We look after people with potentially life-threatening conditions. You'll come to critical care if you need close and constant monitoring, special equipment to support your organs, and medicine to keep your body functioning normally while you recover.
We see patients with a wide range of conditions, but you'll usually come to critical care due to problems with one or more of your organ systems, particularly your lungs (respiratory system) or your heart (cardiac system).
We have four intensive care wards in Southampton General Hospital:
We also have two high dependency wards, for patients who are seriously ill but don't need to be in intensive care. These are the surgical high dependency unit, and the medical high dependency unit.

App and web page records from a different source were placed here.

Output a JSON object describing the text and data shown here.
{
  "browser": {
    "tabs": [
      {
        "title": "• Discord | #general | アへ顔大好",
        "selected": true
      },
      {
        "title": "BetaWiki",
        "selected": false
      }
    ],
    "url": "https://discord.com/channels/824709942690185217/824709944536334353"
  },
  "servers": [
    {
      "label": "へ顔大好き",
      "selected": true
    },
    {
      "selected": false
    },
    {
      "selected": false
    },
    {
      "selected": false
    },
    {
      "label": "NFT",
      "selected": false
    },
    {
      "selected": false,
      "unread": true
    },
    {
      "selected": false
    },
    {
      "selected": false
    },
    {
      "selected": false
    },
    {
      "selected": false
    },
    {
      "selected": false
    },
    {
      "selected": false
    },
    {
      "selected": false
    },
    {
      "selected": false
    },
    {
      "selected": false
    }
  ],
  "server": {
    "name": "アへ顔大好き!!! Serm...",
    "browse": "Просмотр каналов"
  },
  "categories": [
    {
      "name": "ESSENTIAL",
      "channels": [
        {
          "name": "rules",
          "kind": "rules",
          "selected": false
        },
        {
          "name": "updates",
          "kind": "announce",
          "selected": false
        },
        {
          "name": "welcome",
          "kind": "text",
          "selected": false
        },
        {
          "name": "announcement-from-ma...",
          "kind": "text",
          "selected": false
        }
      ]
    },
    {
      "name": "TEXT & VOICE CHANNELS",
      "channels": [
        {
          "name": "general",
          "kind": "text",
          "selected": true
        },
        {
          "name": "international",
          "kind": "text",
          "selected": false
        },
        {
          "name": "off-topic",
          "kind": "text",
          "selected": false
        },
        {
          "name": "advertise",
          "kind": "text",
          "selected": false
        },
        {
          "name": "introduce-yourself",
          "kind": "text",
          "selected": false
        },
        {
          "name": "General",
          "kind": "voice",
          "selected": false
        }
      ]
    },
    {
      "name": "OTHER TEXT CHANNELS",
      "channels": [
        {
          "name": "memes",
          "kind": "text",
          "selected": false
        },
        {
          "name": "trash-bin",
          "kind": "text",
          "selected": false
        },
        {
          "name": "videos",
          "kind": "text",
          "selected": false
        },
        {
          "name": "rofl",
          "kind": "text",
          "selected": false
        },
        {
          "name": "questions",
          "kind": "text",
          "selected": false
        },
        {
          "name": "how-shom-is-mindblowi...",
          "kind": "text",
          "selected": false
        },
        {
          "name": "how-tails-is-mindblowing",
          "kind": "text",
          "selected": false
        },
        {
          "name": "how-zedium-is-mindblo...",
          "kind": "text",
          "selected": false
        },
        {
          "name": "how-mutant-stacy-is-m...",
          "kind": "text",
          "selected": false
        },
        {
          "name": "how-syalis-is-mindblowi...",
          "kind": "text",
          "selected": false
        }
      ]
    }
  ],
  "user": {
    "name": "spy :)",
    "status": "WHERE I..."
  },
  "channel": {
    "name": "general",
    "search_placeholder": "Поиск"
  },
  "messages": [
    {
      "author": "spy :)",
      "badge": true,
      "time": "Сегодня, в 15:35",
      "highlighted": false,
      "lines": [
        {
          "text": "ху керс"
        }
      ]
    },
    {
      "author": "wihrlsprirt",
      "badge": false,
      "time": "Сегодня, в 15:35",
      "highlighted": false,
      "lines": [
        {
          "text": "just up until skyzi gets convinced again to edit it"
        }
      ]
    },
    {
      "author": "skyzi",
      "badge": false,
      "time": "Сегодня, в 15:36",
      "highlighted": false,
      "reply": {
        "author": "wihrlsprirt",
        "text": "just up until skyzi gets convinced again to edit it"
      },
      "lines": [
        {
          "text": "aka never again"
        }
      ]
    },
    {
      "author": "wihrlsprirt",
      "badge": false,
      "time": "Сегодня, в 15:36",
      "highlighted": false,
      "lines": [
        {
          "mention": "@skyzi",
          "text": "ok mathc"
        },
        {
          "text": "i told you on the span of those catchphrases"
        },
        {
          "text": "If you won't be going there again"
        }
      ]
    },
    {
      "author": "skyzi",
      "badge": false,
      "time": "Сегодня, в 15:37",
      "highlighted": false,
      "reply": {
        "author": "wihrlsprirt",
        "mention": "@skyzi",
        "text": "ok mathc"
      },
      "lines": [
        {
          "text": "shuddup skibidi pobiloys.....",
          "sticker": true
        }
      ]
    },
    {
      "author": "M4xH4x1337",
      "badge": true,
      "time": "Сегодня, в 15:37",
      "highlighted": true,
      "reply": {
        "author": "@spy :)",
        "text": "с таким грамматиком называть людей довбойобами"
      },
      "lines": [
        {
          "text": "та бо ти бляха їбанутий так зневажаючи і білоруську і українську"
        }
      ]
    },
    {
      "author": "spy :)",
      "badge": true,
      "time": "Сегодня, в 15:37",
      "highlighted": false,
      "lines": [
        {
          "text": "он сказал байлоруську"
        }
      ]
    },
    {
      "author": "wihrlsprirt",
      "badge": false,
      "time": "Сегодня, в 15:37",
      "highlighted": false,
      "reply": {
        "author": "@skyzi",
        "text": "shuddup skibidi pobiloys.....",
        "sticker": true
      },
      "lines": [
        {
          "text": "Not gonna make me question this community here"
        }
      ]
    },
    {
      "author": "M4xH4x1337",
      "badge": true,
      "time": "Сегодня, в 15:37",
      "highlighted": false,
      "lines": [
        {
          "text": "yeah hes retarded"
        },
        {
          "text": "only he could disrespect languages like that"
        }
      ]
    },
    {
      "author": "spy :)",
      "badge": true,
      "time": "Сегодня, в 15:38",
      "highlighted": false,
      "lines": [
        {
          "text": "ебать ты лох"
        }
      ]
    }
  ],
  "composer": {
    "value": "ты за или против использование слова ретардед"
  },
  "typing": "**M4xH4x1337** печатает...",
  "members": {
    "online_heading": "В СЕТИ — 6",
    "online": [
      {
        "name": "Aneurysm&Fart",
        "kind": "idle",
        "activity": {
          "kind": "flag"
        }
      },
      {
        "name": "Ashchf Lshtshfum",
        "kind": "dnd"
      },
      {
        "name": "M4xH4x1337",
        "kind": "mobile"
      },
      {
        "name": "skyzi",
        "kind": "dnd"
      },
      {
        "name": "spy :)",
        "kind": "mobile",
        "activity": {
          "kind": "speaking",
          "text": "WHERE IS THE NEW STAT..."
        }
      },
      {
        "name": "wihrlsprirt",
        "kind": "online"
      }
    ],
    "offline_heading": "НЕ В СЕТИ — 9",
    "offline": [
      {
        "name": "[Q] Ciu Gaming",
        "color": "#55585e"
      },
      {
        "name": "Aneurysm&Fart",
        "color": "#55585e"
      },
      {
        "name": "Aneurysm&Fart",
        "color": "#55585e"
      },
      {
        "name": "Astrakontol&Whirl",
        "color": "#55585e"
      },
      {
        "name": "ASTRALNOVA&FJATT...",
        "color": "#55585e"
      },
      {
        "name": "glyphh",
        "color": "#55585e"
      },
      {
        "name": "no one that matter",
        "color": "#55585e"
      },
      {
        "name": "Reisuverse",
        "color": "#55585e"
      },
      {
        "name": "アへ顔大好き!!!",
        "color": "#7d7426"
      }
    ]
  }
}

Critical care includes several other departments who provide emergency or critical care services to other teams within the hospital, helping to look after seriously ill patients around the Trust. Find out more at the links below:
The department delivers excellent outcomes.
The latest national data shows that survival rates for patients treated in our general intensive care unit are five per cent higher than other comparable units in the country.
The survival rates for our resuscitation team are also significantly better than those achieved in other hospitals.
Critical care is a highly specialised area of work, and our staff are trained to react quickly and use state-of-the-art equipment to care for very ill patients.
We have a rigorous training scheme in the department, for staff who work in it and for clinical staff in the rest of the Trust.
We have an induction programme for all medical staff joining critical care. This involves being mentored, on-the-job training and several weeks of study. There are regular updates for our other staff too.
We provide study dates, courses and individual tuition sessions for staff across UHS, to improve their skills in looking after very ill patients. We work to make sure that all staff across the Trust can spot and react to a deteriorating patient early. This makes it more likely that the patient will make a good recovery, and help them avoid needing emergency or intensive treatment.